Bottom Line: The response of a neuron to repeated somatic fluctuating current injections in vitro can elicit a reliable and precisely timed sequence of action potentials.However, at specific values called bifurcation points, large shifts in the spike times were obtained in response to small changes in the stimulus, resulting in multiple spike patterns that were revealed using an unsupervised classification method.Furthermore, the spike times shifted earlier with increasing offset.

View Article: PubMed Central - PubMed

Affiliation: Computational Neurophysics Laboratory, Department of Physics & Astronomy, University of North Carolina, Chapel Hill, NC, USA.

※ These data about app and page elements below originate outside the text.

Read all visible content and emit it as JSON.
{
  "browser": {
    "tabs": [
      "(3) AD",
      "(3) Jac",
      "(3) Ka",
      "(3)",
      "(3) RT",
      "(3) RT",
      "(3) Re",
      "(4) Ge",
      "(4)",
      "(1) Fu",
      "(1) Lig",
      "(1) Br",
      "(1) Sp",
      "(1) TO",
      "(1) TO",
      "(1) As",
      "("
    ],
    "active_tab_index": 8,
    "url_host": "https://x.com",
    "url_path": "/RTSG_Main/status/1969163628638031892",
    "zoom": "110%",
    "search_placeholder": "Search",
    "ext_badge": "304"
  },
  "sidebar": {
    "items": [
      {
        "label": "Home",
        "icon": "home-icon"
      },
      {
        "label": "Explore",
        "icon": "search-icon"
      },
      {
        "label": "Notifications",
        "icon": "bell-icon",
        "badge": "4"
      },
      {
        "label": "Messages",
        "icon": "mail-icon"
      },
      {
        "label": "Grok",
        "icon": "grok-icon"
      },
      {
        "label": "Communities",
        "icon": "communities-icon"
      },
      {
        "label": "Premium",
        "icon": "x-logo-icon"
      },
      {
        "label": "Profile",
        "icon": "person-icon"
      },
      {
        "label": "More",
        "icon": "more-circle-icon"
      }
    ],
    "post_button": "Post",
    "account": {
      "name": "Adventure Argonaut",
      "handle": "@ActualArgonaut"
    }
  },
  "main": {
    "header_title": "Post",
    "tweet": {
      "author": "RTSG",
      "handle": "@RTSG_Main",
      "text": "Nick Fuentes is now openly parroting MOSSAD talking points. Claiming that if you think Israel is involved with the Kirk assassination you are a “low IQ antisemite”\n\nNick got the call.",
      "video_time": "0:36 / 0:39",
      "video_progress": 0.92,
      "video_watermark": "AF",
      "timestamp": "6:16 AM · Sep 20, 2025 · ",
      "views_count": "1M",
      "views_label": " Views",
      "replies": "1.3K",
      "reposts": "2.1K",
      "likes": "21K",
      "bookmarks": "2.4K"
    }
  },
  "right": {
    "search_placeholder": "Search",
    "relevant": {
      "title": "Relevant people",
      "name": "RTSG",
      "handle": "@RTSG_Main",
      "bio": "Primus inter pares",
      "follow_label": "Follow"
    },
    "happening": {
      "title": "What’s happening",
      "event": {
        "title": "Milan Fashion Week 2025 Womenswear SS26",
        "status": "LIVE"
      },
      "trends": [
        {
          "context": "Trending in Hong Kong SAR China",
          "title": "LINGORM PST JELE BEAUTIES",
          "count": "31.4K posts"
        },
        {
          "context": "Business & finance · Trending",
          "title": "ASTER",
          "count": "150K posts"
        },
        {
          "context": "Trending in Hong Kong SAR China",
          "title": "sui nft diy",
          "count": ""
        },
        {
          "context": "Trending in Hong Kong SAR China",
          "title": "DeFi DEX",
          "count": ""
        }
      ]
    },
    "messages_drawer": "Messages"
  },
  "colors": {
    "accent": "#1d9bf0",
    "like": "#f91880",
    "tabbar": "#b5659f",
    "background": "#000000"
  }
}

ABSTRACT
The response of a neuron to repeated somatic fluctuating current injections in vitro can elicit a reliable and precisely timed sequence of action potentials. The set of responses obtained across trials can also be interpreted as the response of an ensemble of similar neurons receiving the same input, with the precise spike times representing synchronous volleys that would be effective in driving postsynaptic neurons. To study the reproducibility of the output spike times for different conditions that might occur in vivo, we somatically injected aperiodic current waveforms into cortical neurons in vitro and systematically varied the amplitude and DC offset of the fluctuations. As the amplitude of the fluctuations was increased, reliability increased and the spike times remained stable over a wide range of values. However, at specific values called bifurcation points, large shifts in the spike times were obtained in response to small changes in the stimulus, resulting in multiple spike patterns that were revealed using an unsupervised classification method. Increasing the DC offset, which mimicked an overall increase in network background activity, also revealed bifurcation points and increased the reliability. Furthermore, the spike times shifted earlier with increasing offset. Although the reliability was reduced at bifurcation points, a theoretical analysis showed that the information about the stimulus time course was increased because each of the spike time patterns contained different information about the input.

Show MeSH
Related in: MedlinePlus